-- Opening Marker --

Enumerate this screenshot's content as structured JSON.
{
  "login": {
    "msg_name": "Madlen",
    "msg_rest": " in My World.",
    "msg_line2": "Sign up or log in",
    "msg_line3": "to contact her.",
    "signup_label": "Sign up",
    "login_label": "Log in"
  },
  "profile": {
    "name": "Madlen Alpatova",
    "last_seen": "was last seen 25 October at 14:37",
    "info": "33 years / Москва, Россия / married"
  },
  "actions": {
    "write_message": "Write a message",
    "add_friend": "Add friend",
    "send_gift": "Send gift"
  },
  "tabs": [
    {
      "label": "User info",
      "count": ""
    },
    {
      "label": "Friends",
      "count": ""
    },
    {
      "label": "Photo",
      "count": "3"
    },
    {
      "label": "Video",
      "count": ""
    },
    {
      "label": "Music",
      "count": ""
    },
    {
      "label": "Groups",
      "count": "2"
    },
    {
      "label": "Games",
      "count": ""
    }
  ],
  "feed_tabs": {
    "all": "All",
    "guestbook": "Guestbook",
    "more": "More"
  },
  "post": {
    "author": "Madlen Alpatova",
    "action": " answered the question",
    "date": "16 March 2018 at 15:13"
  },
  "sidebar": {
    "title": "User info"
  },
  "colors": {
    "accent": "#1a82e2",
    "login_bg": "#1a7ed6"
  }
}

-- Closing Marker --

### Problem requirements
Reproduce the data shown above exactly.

### Exercise response
Enumerate this screenshot's content as structured JSON.
{
  "login": {
    "msg_name": "Madlen",
    "msg_rest": " in My World.",
    "msg_line2": "Sign up or log in",
    "msg_line3": "to contact her.",
    "signup_label": "Sign up",
    "login_label": "Log in"
  },
  "profile": {
    "name": "Madlen Alpatova",
    "last_seen": "was last seen 25 October at 14:37",
    "info": "33 years / Москва, Россия / married"
  },
  "actions": {
    "write_message": "Write a message",
    "add_friend": "Add friend",
    "send_gift": "Send gift"
  },
  "tabs": [
    {
      "label": "User info",
      "count": ""
    },
    {
      "label": "Friends",
      "count": ""
    },
    {
      "label": "Photo",
      "count": "3"
    },
    {
      "label": "Video",
      "count": ""
    },
    {
      "label": "Music",
      "count": ""
    },
    {
      "label": "Groups",
      "count": "2"
    },
    {
      "label": "Games",
      "count": ""
    }
  ],
  "feed_tabs": {
    "all": "All",
    "guestbook": "Guestbook",
    "more": "More"
  },
  "post": {
    "author": "Madlen Alpatova",
    "action": " answered the question",
    "date": "16 March 2018 at 15:13"
  },
  "sidebar": {
    "title": "User info"
  },
  "colors": {
    "accent": "#1a82e2",
    "login_bg": "#1a7ed6"
  }
}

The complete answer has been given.